RECORDS TO USE section start

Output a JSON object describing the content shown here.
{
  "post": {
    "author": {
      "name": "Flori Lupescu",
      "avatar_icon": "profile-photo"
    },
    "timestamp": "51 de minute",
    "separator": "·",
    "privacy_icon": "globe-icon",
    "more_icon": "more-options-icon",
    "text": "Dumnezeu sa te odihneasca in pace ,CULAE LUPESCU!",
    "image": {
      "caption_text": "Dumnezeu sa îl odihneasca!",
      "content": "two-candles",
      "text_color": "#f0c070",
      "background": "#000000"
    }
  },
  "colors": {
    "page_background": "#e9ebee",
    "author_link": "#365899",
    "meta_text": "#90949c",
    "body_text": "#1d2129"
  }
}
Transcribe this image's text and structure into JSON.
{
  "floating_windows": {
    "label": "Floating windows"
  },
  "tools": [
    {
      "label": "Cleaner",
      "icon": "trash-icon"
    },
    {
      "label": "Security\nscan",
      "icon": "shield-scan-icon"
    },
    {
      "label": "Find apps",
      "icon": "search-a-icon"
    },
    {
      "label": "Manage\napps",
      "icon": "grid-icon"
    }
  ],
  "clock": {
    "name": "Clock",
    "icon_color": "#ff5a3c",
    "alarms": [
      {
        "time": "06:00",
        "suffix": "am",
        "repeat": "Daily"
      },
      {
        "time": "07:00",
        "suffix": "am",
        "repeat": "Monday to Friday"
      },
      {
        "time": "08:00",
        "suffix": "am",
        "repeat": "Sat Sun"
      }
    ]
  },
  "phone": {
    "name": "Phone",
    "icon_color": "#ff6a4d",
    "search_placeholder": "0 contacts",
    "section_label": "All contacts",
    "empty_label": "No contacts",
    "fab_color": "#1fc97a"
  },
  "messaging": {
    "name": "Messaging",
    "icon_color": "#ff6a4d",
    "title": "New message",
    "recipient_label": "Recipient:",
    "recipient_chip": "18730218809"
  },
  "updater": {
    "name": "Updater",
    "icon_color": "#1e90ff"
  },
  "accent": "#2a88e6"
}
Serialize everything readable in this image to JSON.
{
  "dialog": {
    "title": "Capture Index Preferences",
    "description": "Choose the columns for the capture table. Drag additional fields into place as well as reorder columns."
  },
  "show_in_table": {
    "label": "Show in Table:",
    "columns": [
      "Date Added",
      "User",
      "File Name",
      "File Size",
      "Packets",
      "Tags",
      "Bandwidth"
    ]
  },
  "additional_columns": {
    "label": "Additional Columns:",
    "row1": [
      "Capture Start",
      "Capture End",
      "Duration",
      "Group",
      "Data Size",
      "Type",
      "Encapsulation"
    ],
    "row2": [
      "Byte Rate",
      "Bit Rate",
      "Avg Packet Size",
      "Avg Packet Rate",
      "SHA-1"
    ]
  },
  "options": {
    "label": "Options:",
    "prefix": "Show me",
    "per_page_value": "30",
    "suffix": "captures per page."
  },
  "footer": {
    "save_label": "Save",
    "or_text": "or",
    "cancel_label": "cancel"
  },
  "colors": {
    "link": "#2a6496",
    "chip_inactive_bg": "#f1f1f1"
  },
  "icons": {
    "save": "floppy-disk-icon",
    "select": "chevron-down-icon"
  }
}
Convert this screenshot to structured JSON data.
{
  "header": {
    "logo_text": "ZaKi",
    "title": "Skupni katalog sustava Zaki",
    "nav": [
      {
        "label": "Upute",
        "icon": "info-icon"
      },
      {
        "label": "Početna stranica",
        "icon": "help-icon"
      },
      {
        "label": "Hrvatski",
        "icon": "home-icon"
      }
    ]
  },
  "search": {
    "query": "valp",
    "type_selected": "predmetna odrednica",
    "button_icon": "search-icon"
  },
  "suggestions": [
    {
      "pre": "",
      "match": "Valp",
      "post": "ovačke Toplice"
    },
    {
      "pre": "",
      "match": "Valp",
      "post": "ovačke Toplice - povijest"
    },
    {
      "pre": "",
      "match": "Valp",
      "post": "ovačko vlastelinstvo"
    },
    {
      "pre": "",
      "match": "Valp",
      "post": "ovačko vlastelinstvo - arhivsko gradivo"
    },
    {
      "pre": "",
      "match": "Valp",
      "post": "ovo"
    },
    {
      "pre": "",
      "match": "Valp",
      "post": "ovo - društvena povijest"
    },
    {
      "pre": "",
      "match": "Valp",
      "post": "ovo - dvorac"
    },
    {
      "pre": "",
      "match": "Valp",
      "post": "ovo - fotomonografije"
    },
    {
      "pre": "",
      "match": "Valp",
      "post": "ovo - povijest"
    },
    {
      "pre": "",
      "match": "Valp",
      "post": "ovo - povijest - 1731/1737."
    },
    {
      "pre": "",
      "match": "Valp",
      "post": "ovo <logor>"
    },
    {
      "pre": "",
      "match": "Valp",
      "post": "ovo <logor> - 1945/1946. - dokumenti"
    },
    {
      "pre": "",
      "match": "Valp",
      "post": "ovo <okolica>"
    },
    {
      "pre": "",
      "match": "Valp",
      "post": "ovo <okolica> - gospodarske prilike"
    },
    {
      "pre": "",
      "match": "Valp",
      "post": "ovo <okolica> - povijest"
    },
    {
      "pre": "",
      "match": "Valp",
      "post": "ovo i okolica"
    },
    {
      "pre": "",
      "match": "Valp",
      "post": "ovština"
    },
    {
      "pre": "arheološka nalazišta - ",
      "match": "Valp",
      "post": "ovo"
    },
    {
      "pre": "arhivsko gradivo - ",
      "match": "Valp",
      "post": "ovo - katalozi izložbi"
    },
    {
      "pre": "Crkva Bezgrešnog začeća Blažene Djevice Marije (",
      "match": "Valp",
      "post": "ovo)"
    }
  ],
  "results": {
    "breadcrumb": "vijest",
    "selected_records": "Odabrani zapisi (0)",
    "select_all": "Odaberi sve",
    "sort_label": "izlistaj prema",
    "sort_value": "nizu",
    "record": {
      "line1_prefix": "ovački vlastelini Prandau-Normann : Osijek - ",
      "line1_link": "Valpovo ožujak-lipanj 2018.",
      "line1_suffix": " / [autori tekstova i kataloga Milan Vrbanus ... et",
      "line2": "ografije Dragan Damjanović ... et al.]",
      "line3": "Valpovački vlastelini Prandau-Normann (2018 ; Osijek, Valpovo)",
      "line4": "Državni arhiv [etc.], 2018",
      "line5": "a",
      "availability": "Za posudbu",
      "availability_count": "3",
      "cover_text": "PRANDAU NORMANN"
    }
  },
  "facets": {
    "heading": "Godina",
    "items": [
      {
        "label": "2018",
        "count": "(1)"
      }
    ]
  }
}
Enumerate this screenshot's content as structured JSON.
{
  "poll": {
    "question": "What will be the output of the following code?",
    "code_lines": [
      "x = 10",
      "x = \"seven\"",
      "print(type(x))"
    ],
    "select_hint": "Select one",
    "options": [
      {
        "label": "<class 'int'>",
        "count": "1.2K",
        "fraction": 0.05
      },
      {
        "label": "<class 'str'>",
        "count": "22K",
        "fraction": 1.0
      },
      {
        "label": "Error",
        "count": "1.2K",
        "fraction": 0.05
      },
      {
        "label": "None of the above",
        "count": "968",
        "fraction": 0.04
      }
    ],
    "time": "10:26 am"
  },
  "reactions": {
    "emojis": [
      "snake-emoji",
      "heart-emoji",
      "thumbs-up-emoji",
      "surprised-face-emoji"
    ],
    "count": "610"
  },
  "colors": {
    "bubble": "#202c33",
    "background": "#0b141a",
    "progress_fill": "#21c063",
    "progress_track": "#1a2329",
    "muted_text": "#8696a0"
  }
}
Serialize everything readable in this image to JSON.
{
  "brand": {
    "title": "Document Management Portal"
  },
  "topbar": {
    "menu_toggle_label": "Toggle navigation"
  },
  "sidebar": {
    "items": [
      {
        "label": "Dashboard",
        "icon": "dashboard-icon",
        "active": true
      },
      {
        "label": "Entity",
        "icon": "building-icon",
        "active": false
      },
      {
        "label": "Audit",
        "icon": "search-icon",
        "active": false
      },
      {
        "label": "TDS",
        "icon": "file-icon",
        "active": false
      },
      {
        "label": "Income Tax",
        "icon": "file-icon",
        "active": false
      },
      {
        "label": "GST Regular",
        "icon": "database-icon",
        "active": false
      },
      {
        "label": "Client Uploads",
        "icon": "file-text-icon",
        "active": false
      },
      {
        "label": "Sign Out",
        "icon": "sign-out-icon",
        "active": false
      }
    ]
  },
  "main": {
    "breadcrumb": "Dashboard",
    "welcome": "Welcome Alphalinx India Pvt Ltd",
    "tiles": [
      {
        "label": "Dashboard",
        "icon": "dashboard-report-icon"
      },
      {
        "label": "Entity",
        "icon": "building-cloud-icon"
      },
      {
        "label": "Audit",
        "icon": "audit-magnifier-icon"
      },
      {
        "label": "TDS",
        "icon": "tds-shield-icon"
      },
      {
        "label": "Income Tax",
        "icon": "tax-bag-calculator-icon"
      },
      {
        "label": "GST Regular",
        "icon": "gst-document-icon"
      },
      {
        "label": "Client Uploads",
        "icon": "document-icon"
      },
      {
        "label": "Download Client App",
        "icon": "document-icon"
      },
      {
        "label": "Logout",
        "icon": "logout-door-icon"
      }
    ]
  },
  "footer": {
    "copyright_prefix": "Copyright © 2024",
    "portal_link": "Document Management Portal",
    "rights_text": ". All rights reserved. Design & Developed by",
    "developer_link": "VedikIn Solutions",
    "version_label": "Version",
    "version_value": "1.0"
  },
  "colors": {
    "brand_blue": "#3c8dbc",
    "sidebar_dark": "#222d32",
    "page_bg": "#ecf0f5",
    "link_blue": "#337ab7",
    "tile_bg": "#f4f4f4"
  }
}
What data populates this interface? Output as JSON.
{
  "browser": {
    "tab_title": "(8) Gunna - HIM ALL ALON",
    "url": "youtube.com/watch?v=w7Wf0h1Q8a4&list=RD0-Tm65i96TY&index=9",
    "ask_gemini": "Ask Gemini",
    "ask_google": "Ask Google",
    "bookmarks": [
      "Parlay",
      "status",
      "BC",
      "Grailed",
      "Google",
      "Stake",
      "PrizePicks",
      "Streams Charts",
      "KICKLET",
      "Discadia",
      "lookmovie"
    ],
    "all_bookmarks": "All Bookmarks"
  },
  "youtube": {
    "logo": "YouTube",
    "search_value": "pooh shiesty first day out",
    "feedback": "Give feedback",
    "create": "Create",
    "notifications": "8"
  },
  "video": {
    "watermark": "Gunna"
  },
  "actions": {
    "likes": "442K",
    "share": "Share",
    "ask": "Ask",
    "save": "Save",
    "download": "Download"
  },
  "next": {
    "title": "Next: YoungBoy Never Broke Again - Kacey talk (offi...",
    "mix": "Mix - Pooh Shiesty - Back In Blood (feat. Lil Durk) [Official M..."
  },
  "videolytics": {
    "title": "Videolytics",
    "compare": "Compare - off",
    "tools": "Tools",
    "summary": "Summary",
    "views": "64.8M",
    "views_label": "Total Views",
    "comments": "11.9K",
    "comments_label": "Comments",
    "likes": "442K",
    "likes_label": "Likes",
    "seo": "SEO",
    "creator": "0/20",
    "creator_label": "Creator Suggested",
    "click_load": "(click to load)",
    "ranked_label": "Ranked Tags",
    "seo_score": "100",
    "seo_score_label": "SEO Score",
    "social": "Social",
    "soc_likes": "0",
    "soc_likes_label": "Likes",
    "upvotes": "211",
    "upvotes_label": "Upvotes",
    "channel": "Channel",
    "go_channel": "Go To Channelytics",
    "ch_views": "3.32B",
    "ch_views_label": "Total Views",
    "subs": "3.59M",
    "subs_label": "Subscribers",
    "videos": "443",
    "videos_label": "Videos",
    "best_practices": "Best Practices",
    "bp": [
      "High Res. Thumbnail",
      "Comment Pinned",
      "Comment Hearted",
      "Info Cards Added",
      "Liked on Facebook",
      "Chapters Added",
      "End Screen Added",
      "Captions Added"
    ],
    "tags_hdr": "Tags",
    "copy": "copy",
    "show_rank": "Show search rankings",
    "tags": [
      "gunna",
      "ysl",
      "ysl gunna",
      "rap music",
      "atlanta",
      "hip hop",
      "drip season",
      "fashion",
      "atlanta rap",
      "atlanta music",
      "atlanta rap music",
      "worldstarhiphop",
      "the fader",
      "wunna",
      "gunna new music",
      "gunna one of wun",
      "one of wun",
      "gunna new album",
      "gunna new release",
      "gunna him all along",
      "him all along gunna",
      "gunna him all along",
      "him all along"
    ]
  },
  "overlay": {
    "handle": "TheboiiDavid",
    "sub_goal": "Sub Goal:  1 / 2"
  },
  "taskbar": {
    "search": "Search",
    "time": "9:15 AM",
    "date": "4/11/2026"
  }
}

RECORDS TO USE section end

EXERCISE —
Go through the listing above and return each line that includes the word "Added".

ANSWER BOX —
      "Date Added",
      "Info Cards Added",
      "Chapters Added",
      "End Screen Added",
      "Captions Added"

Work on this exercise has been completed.